**Task details:**
Could you restate the entries below word for word and leave out the pictures?

===== Records for the task =====

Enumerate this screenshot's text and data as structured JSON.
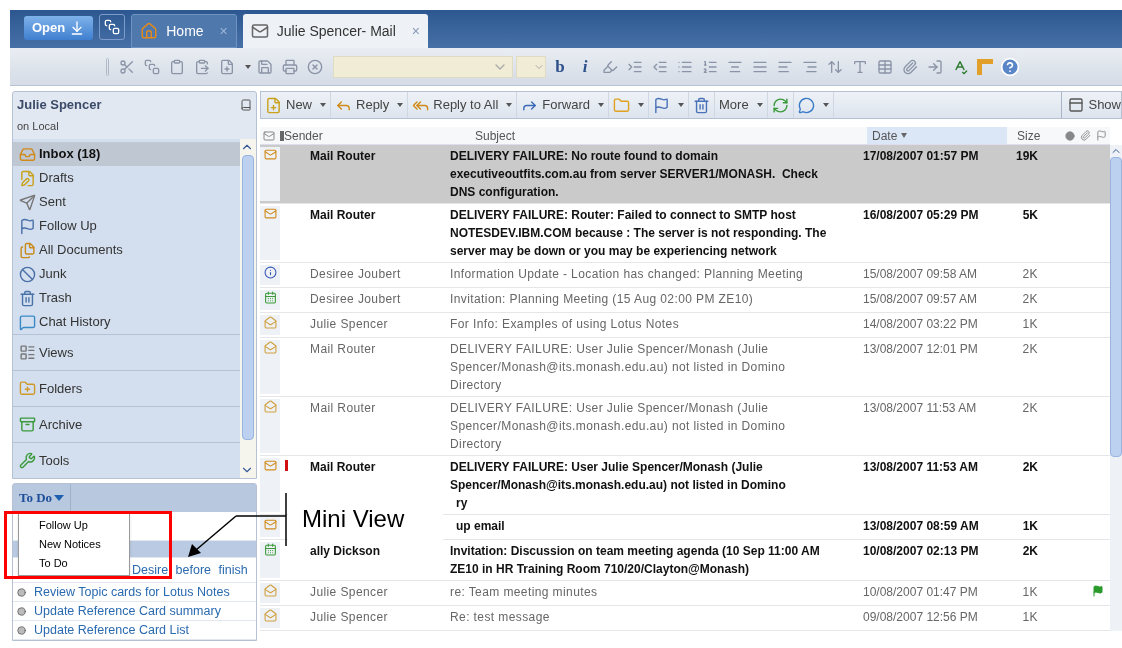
{
  "open_button": "Open",
  "tabs": [
    {
      "label": "Home",
      "kind": "home",
      "selected": false,
      "close": "×"
    },
    {
      "label": "Julie Spencer- Mail",
      "kind": "mail",
      "selected": true,
      "close": "×"
    }
  ],
  "format_toolbar": {
    "bold": "b",
    "italic": "i"
  },
  "nav": {
    "title": "Julie Spencer",
    "subtitle": "on Local",
    "folders": [
      {
        "label": "Inbox (18)",
        "selected": true
      },
      {
        "label": "Drafts",
        "selected": false
      },
      {
        "label": "Sent",
        "selected": false
      },
      {
        "label": "Follow Up",
        "selected": false
      },
      {
        "label": "All Documents",
        "selected": false
      },
      {
        "label": "Junk",
        "selected": false
      },
      {
        "label": "Trash",
        "selected": false
      },
      {
        "label": "Chat History",
        "selected": false
      }
    ],
    "sections": [
      {
        "label": "Views"
      },
      {
        "label": "Folders"
      },
      {
        "label": "Archive"
      },
      {
        "label": "Tools"
      }
    ]
  },
  "todo": {
    "title": "To Do",
    "menu": [
      "Follow Up",
      "New Notices",
      "To Do"
    ],
    "items": [
      {
        "selected": false
      },
      {
        "selected": true
      },
      {
        "label": "Desire before finish",
        "selected": false
      },
      {
        "label": "Review Topic cards for Lotus Notes",
        "selected": false
      },
      {
        "label": "Update Reference Card summary",
        "selected": false
      },
      {
        "label": "Update Reference Card List",
        "selected": false
      }
    ]
  },
  "annotation": {
    "label": "Mini View"
  },
  "actions": [
    {
      "kind": "new",
      "label": "New"
    },
    {
      "kind": "reply",
      "label": "Reply"
    },
    {
      "kind": "replyall",
      "label": "Reply to All"
    },
    {
      "kind": "forward",
      "label": "Forward"
    },
    {
      "kind": "folder"
    },
    {
      "kind": "flag"
    },
    {
      "kind": "trash"
    },
    {
      "kind": "more",
      "label": "More"
    },
    {
      "kind": "refresh"
    },
    {
      "kind": "chat"
    }
  ],
  "show_button": "Show",
  "columns": [
    {
      "label": "Sender",
      "sorted": false
    },
    {
      "label": "Subject",
      "sorted": false
    },
    {
      "label": "Date",
      "sorted": true
    },
    {
      "label": "Size",
      "sorted": false
    }
  ],
  "rows": [
    {
      "kind": "mail",
      "unread": true,
      "selected": true,
      "important": false,
      "flagged": false,
      "sender": "Mail Router",
      "subject": "DELIVERY FAILURE: No route found to domain executiveoutfits.com.au from server SERVER1/MONASH.  Check DNS configuration.",
      "date": "17/08/2007 01:57 PM",
      "size": "19K"
    },
    {
      "kind": "mail",
      "unread": true,
      "selected": false,
      "important": false,
      "flagged": false,
      "sender": "Mail Router",
      "subject": "DELIVERY FAILURE: Router: Failed to connect to SMTP host NOTESDEV.IBM.COM because : The server is not responding. The server may be down or you may be experiencing network",
      "date": "16/08/2007 05:29 PM",
      "size": "5K"
    },
    {
      "kind": "info",
      "unread": false,
      "selected": false,
      "important": false,
      "flagged": false,
      "sender": "Desiree Joubert",
      "subject": "Information Update - Location has changed: Planning Meeting",
      "date": "15/08/2007 09:58 AM",
      "size": "2K"
    },
    {
      "kind": "invite",
      "unread": false,
      "selected": false,
      "important": false,
      "flagged": false,
      "sender": "Desiree Joubert",
      "subject": "Invitation: Planning Meeting (15 Aug 02:00 PM ZE10)",
      "date": "15/08/2007 09:57 AM",
      "size": "2K"
    },
    {
      "kind": "read",
      "unread": false,
      "selected": false,
      "important": false,
      "flagged": false,
      "sender": "Julie Spencer",
      "subject": "For Info: Examples of using Lotus Notes",
      "date": "14/08/2007 03:22 PM",
      "size": "1K"
    },
    {
      "kind": "read",
      "unread": false,
      "selected": false,
      "important": false,
      "flagged": false,
      "sender": "Mail Router",
      "subject": "DELIVERY FAILURE: User Julie Spencer/Monash (Julie Spencer/Monash@its.monash.edu.au) not listed in Domino Directory",
      "date": "13/08/2007 12:01 PM",
      "size": "2K"
    },
    {
      "kind": "read",
      "unread": false,
      "selected": false,
      "important": false,
      "flagged": false,
      "sender": "Mail Router",
      "subject": "DELIVERY FAILURE: User Julie Spencer/Monash (Julie Spencer/Monash@its.monash.edu.au) not listed in Domino Directory",
      "date": "13/08/2007 11:53 AM",
      "size": "2K"
    },
    {
      "kind": "mail",
      "unread": true,
      "selected": false,
      "important": true,
      "flagged": false,
      "sender": "Mail Router",
      "subject": "DELIVERY FAILURE: User Julie Spencer/Monash (Julie Spencer/Monash@its.monash.edu.au) not listed in Domino",
      "subject_tail": "ry",
      "date": "13/08/2007 11:53 AM",
      "size": "2K"
    },
    {
      "kind": "mail",
      "unread": true,
      "selected": false,
      "important": false,
      "flagged": false,
      "subject_tail": "up email",
      "date": "13/08/2007 08:59 AM",
      "size": "1K"
    },
    {
      "kind": "invite",
      "unread": true,
      "selected": false,
      "important": false,
      "flagged": false,
      "sender": "ally Dickson",
      "subject": "Invitation: Discussion on team meeting agenda (10 Sep 11:00 AM ZE10 in HR Training Room 710/20/Clayton@Monash)",
      "date": "10/08/2007 02:13 PM",
      "size": "2K"
    },
    {
      "kind": "read",
      "unread": false,
      "selected": false,
      "important": false,
      "flagged": true,
      "sender": "Julie Spencer",
      "subject": "re: Team meeting minutes",
      "date": "10/08/2007 01:47 PM",
      "size": "1K"
    },
    {
      "kind": "read",
      "unread": false,
      "selected": false,
      "important": false,
      "flagged": false,
      "sender": "Julie Spencer",
      "subject": "Re: test message",
      "date": "09/08/2007 12:56 PM",
      "size": "1K"
    }
  ]
}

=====

**Task response:**
Enumerate this screenshot's text and data as structured JSON.
{
  "open_button": "Open",
  "tabs": [
    {
      "label": "Home",
      "kind": "home",
      "selected": false,
      "close": "×"
    },
    {
      "label": "Julie Spencer- Mail",
      "kind": "mail",
      "selected": true,
      "close": "×"
    }
  ],
  "format_toolbar": {
    "bold": "b",
    "italic": "i"
  },
  "nav": {
    "title": "Julie Spencer",
    "subtitle": "on Local",
    "folders": [
      {
        "label": "Inbox (18)",
        "selected": true
      },
      {
        "label": "Drafts",
        "selected": false
      },
      {
        "label": "Sent",
        "selected": false
      },
      {
        "label": "Follow Up",
        "selected": false
      },
      {
        "label": "All Documents",
        "selected": false
      },
      {
        "label": "Junk",
        "selected": false
      },
      {
        "label": "Trash",
        "selected": false
      },
      {
        "label": "Chat History",
        "selected": false
      }
    ],
    "sections": [
      {
        "label": "Views"
      },
      {
        "label": "Folders"
      },
      {
        "label": "Archive"
      },
      {
        "label": "Tools"
      }
    ]
  },
  "todo": {
    "title": "To Do",
    "menu": [
      "Follow Up",
      "New Notices",
      "To Do"
    ],
    "items": [
      {
        "selected": false
      },
      {
        "selected": true
      },
      {
        "label": "Desire before finish",
        "selected": false
      },
      {
        "label": "Review Topic cards for Lotus Notes",
        "selected": false
      },
      {
        "label": "Update Reference Card summary",
        "selected": false
      },
      {
        "label": "Update Reference Card List",
        "selected": false
      }
    ]
  },
  "annotation": {
    "label": "Mini View"
  },
  "actions": [
    {
      "kind": "new",
      "label": "New"
    },
    {
      "kind": "reply",
      "label": "Reply"
    },
    {
      "kind": "replyall",
      "label": "Reply to All"
    },
    {
      "kind": "forward",
      "label": "Forward"
    },
    {
      "kind": "folder"
    },
    {
      "kind": "flag"
    },
    {
      "kind": "trash"
    },
    {
      "kind": "more",
      "label": "More"
    },
    {
      "kind": "refresh"
    },
    {
      "kind": "chat"
    }
  ],
  "show_button": "Show",
  "columns": [
    {
      "label": "Sender",
      "sorted": false
    },
    {
      "label": "Subject",
      "sorted": false
    },
    {
      "label": "Date",
      "sorted": true
    },
    {
      "label": "Size",
      "sorted": false
    }
  ],
  "rows": [
    {
      "kind": "mail",
      "unread": true,
      "selected": true,
      "important": false,
      "flagged": false,
      "sender": "Mail Router",
      "subject": "DELIVERY FAILURE: No route found to domain executiveoutfits.com.au from server SERVER1/MONASH.  Check DNS configuration.",
      "date": "17/08/2007 01:57 PM",
      "size": "19K"
    },
    {
      "kind": "mail",
      "unread": true,
      "selected": false,
      "important": false,
      "flagged": false,
      "sender": "Mail Router",
      "subject": "DELIVERY FAILURE: Router: Failed to connect to SMTP host NOTESDEV.IBM.COM because : The server is not responding. The server may be down or you may be experiencing network",
      "date": "16/08/2007 05:29 PM",
      "size": "5K"
    },
    {
      "kind": "info",
      "unread": false,
      "selected": false,
      "important": false,
      "flagged": false,
      "sender": "Desiree Joubert",
      "subject": "Information Update - Location has changed: Planning Meeting",
      "date": "15/08/2007 09:58 AM",
      "size": "2K"
    },
    {
      "kind": "invite",
      "unread": false,
      "selected": false,
      "important": false,
      "flagged": false,
      "sender": "Desiree Joubert",
      "subject": "Invitation: Planning Meeting (15 Aug 02:00 PM ZE10)",
      "date": "15/08/2007 09:57 AM",
      "size": "2K"
    },
    {
      "kind": "read",
      "unread": false,
      "selected": false,
      "important": false,
      "flagged": false,
      "sender": "Julie Spencer",
      "subject": "For Info: Examples of using Lotus Notes",
      "date": "14/08/2007 03:22 PM",
      "size": "1K"
    },
    {
      "kind": "read",
      "unread": false,
      "selected": false,
      "important": false,
      "flagged": false,
      "sender": "Mail Router",
      "subject": "DELIVERY FAILURE: User Julie Spencer/Monash (Julie Spencer/Monash@its.monash.edu.au) not listed in Domino Directory",
      "date": "13/08/2007 12:01 PM",
      "size": "2K"
    },
    {
      "kind": "read",
      "unread": false,
      "selected": false,
      "important": false,
      "flagged": false,
      "sender": "Mail Router",
      "subject": "DELIVERY FAILURE: User Julie Spencer/Monash (Julie Spencer/Monash@its.monash.edu.au) not listed in Domino Directory",
      "date": "13/08/2007 11:53 AM",
      "size": "2K"
    },
    {
      "kind": "mail",
      "unread": true,
      "selected": false,
      "important": true,
      "flagged": false,
      "sender": "Mail Router",
      "subject": "DELIVERY FAILURE: User Julie Spencer/Monash (Julie Spencer/Monash@its.monash.edu.au) not listed in Domino",
      "subject_tail": "ry",
      "date": "13/08/2007 11:53 AM",
      "size": "2K"
    },
    {
      "kind": "mail",
      "unread": true,
      "selected": false,
      "important": false,
      "flagged": false,
      "subject_tail": "up email",
      "date": "13/08/2007 08:59 AM",
      "size": "1K"
    },
    {
      "kind": "invite",
      "unread": true,
      "selected": false,
      "important": false,
      "flagged": false,
      "sender": "ally Dickson",
      "subject": "Invitation: Discussion on team meeting agenda (10 Sep 11:00 AM ZE10 in HR Training Room 710/20/Clayton@Monash)",
      "date": "10/08/2007 02:13 PM",
      "size": "2K"
    },
    {
      "kind": "read",
      "unread": false,
      "selected": false,
      "important": false,
      "flagged": true,
      "sender": "Julie Spencer",
      "subject": "re: Team meeting minutes",
      "date": "10/08/2007 01:47 PM",
      "size": "1K"
    },
    {
      "kind": "read",
      "unread": false,
      "selected": false,
      "important": false,
      "flagged": false,
      "sender": "Julie Spencer",
      "subject": "Re: test message",
      "date": "09/08/2007 12:56 PM",
      "size": "1K"
    }
  ]
}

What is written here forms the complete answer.